INPUT DATA |

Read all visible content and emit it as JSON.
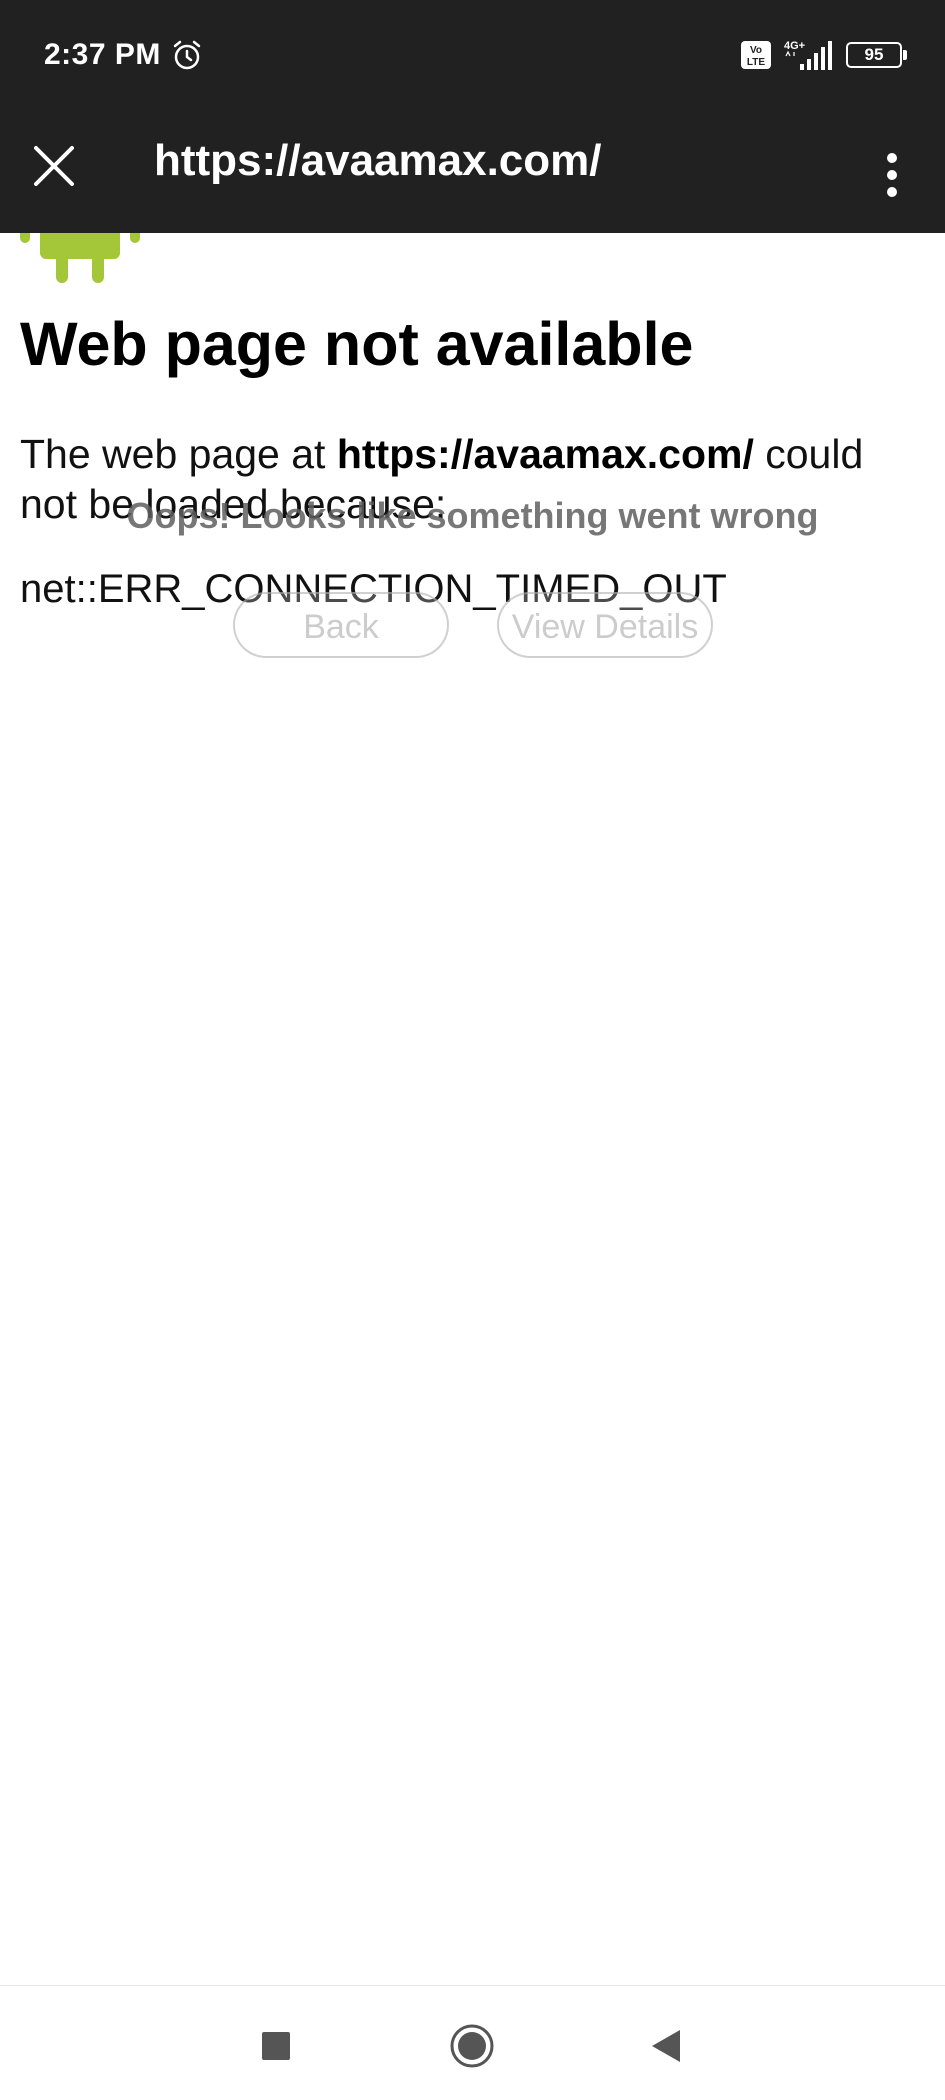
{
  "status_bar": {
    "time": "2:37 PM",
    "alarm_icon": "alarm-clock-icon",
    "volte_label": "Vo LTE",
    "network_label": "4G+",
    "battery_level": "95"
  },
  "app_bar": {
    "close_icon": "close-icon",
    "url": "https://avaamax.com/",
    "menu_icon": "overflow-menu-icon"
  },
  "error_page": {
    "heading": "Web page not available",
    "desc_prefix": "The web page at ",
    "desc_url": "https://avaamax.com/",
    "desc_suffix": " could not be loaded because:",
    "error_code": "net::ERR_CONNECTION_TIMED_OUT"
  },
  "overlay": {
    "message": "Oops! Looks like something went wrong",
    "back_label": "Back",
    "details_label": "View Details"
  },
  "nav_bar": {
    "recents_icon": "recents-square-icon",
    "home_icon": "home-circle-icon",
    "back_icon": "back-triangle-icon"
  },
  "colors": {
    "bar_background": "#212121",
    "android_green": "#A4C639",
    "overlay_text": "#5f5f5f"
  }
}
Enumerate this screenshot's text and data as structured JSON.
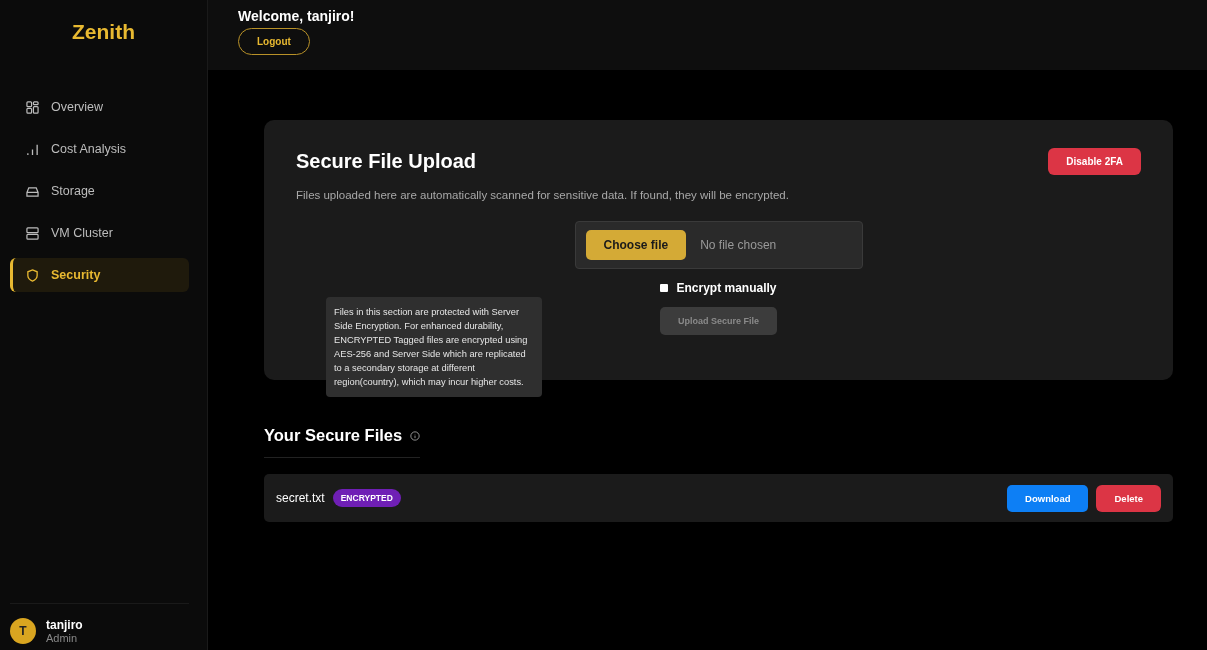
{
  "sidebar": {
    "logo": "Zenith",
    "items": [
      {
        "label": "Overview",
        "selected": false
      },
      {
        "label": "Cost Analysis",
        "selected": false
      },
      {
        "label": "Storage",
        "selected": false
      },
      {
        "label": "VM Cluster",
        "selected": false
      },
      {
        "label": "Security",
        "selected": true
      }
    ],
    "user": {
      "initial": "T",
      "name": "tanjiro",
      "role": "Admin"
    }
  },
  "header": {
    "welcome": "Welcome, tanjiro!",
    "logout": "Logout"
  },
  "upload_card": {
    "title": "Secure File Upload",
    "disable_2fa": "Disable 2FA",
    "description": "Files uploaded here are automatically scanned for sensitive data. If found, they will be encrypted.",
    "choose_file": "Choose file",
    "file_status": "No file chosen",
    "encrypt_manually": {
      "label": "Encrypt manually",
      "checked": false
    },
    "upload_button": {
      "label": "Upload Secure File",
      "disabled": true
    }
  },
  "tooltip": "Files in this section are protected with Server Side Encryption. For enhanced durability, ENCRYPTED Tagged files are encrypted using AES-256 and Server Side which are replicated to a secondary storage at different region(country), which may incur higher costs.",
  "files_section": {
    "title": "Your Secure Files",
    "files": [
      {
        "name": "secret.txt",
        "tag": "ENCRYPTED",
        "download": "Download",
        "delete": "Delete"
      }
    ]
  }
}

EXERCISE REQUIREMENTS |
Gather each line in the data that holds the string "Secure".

RESPONSE BELOW |
    "title": "Secure File Upload",
      "label": "Upload Secure File",
    "title": "Your Secure Files",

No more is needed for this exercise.